Exploration and Production

Oil and gas exploration and production typically includes the following phases:

  • Exploration
  • Drilling
  • Production
  • Decommissioning/Reclamation

Seismic operation at Anahuac NWR, TX. Credit: M. Slaughter/USFWSExploration:  Seismic surveys and exploratory drilling are the major activities that occur during exploration for oil and gas. Petroleum geologists use seismic surveys to locate oil and gas underground. Seismic surveys use reflected sound waves created by explosives or shock waves produced by vibroseis equipment to map subsurface geologic formations and potential petroleum reservoirs. Activities and impacts associated with drilling exploratory wells are similar to those for drilling production wells (see below).

Seismic surveys generally cover many square miles. Access roads may be constructed or existing roads upgraded to support exploration. The extensive nature of seismic surveys and access requirements make seismic exploration among the most potentially disruptive and damaging type of oil and gas activity.


Drilling rig at Lacassine NWR. Credit: B. Leonard/ USFWSDrilling: Most oil and gas wells are drilled with rotary drilling rigs that include a host of equipment, including the derrick or mast (the steel tower that supports the drill pipe and hoist system); mud tanks, and diesel engines and generators. The equipment is placed on a well pad that ranges from 4 to 6 acres and perhaps larger. Well completion can vary from 28 to 80 days depending on the site and depth of the well. The average is 40 days.

After drilling the wellbore, the drilling rig and equipment are removed from the well pad and a decision is made on the ability of the well to economically produce oil and/or gas.
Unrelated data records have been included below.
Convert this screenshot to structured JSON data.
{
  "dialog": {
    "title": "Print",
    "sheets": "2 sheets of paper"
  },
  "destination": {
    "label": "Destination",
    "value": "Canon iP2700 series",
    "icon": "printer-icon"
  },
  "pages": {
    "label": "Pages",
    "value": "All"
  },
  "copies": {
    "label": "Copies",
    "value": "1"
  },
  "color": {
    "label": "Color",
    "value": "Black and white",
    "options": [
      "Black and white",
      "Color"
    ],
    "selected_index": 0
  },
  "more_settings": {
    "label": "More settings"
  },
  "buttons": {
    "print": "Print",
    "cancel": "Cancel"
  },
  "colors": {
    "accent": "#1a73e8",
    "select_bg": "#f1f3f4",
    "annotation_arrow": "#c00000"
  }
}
If not viable, the well may be plugged and abandoned (see Decommissioning/Reclamation below).

If the well is economically viable, pipe or casing is installed and cement is pumped into the well to isolate it from aquifers and other geologic formations.

Horizontal wells drilled in shale oil or shale gas formations typically require fracturing the oil- or gas-bearing rock by injecting large volumes of fluids (water, sand and chemicals) under very high pressure. Hydraulic fracturing (frack) operations use 2-5 million gallons of water per well.  After the well is fracked, 10-70 percent of the fluid (flowback) is temporarily stored in either steel tanks (frack tanks) or an earthen pit (reserve pit). Flowback water is transported off-site for disposal in injection wells or evaporation ponds.


Oil pump jack and well, Hagerman NWR, TX. Credit: P. Ramirez/USFWSProduction: Following drilling and well completion, the well is brought into production. The wellhead is fitted with a series of valves, called a "Christmas tree." Most oil and gas wells will flow under natural formation pressure. However, over time, pressure decreases and requires installation of a pump. A pump jack is the most common pumping system used on oil wells.

Separators and storage tanks are used to process and store hydrocarbon liquids, crude oil, natural gas, and produced water or brine. Small diameter pipelines, or flow-lines, transport the liquids and gases to separators and storage tanks designed to store 3-7 days of production. Liquids from the storage tanks are typically transported off site by tanker trucks.

Well maintenance is periodically conducted using a workover rig to repair mechanical problems or clean out the well. Workover rigs may be brought in for repairs anytime production experiences a problem.  The rigs may be in place for only a few days to a few weeks, depending on the situation.


Workover rig and crew, Anahuac NWR, TX. Credit: M. Slaughter/USFWSDecommissioning/Reclamation: The average life of a natural gas or oil well is 20-30 years, but the life an oil or gas field can be far longer. On Deep Fork National Wildlife Refuge, the first well was drilled in 1901; however, production continues throughout this area today.